I think part of it is that I've really never processed this as much as I needed to. How could I? Nobody will talk about it. My poor uncle Jerry just smiles and gives his stiff, awkward hugs and does the best he can. My aunt Gayle is too depressed and I can't seem to get the emotional door open for her because I don't want to feel that kind of pain any more. Then I feel guilty because I can't deal with them, I don't understand them, and I am not sure I want to. And then I feel guilty some more. It sucks. I don't understand enough to help my kids understand.

There aren't any answers, I know. The more answers I come up with, the more questions I have. But I think I needed to get this out here, and if you're still reading, thanks.

Happy crafty posting another day, promise.

3 comments:

Marcia said...

Jamie, so sorry to hear about all this. Life really does suck sometimes.
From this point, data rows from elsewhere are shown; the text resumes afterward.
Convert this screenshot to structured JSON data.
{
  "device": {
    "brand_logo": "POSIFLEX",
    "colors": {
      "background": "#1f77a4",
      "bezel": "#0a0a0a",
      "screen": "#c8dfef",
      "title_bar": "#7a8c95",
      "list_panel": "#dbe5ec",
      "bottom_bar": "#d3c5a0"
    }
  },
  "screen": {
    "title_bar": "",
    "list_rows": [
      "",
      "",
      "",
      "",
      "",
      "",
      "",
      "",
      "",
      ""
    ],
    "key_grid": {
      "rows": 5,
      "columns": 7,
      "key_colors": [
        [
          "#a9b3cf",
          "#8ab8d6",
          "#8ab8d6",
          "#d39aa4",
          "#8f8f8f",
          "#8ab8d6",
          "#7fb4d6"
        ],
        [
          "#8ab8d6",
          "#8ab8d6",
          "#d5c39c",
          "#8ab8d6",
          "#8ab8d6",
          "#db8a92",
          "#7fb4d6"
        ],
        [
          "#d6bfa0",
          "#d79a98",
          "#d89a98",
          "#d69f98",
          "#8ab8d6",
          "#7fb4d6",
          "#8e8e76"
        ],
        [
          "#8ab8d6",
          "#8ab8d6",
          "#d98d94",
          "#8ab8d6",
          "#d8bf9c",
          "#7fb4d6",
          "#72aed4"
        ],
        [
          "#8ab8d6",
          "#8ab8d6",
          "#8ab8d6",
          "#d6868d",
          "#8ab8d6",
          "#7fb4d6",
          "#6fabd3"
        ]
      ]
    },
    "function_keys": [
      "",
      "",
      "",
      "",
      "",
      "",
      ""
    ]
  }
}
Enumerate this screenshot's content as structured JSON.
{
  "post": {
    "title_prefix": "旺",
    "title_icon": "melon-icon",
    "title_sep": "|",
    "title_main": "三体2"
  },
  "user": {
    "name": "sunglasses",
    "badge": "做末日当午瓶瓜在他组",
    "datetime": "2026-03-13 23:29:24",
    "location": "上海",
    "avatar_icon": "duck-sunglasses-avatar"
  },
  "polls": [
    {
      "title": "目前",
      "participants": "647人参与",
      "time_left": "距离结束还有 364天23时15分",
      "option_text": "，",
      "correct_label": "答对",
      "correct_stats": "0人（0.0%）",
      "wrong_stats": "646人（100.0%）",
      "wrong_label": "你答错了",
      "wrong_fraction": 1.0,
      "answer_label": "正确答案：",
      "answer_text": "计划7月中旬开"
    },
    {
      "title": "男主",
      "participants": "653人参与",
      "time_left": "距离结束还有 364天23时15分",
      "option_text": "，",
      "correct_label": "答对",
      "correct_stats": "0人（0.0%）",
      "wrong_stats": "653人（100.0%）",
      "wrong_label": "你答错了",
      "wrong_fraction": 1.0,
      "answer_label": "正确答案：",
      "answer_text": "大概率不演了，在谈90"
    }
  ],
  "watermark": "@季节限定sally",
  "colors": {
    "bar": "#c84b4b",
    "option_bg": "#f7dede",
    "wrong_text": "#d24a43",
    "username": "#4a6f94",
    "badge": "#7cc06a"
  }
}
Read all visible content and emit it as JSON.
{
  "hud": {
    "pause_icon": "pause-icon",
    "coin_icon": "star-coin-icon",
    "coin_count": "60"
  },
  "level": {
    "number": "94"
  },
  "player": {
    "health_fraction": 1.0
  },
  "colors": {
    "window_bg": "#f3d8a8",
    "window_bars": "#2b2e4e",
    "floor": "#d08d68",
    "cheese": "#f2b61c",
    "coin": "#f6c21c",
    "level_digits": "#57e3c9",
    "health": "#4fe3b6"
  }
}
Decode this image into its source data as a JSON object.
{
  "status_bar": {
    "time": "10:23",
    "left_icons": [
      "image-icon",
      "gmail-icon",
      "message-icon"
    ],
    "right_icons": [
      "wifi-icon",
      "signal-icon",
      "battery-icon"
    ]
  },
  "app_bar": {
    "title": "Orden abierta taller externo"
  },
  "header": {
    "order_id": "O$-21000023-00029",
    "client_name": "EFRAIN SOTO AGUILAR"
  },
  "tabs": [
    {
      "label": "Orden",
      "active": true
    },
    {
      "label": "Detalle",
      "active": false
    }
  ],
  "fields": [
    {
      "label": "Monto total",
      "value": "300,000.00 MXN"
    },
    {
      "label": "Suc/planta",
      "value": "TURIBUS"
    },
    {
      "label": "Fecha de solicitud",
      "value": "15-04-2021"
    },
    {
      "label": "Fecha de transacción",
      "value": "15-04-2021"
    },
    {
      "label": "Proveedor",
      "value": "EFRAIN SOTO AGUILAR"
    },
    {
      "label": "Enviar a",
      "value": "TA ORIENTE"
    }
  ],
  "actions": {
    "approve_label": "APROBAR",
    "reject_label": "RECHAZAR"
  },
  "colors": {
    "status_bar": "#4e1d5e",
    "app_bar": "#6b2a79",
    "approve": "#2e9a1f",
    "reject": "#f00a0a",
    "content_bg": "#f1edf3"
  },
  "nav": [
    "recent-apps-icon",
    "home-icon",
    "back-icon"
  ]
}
It sounds like your father had a lot of depression most of his life, and either didn't know how to deal with it or wasn't able to. He probably truly thought that he was so screwed up that you'd be better off without him in your life.

I have a friend who committed suicide a couple years ago who was a loving and involved parent, but he had fought really severe depression for years and years, and it just got the better of him. Of course I think his kids will be more screwed up in life by having a father who committed suicide than they would have been by being raised by a father dealing with depression, but I guess he couldn't see it that way anymore.

LisaBe said...

i am so, so sorry.

Meowser said...

if he was batshit crazy or an asshole or just misunderstood or the victim of some mental disorder.

Or all of those things, possibly. (Terminal illness and chronic intractable physical pain are two other possibilities.)

Also, if he really did have major depression and wanted to kill himself, he probably had nobody he could tell his secret to, who he thought wouldn't reject him or take it personally or otherwise treat him badly for it (whether that was really the case or not doesn't really matter -- the point is that when you're that depressed it's easy to assume that).

I really do think that's what causes a lot of seriously depressed people to do themselves in, thinking they can't possibly tell anyone how they feel, just how bad it is. Especially if they grew up in a time and place, as he did, when We Don't Ever Talk About Those Things.

But you can break the cycle. You can know that depression is complex and multifactorial, and you can let your kids know that if they ever feel that way that they can contract with you not to harm themselves and that you won't judge them harshly for it. That's more than your dad ever got. (It's even quite possible that he avoided meeting you because he thought you wouldn't like him or you'd be disappointed in what he was. Nobody ever said depression was rational.)

And I'm sorry for your loss, too.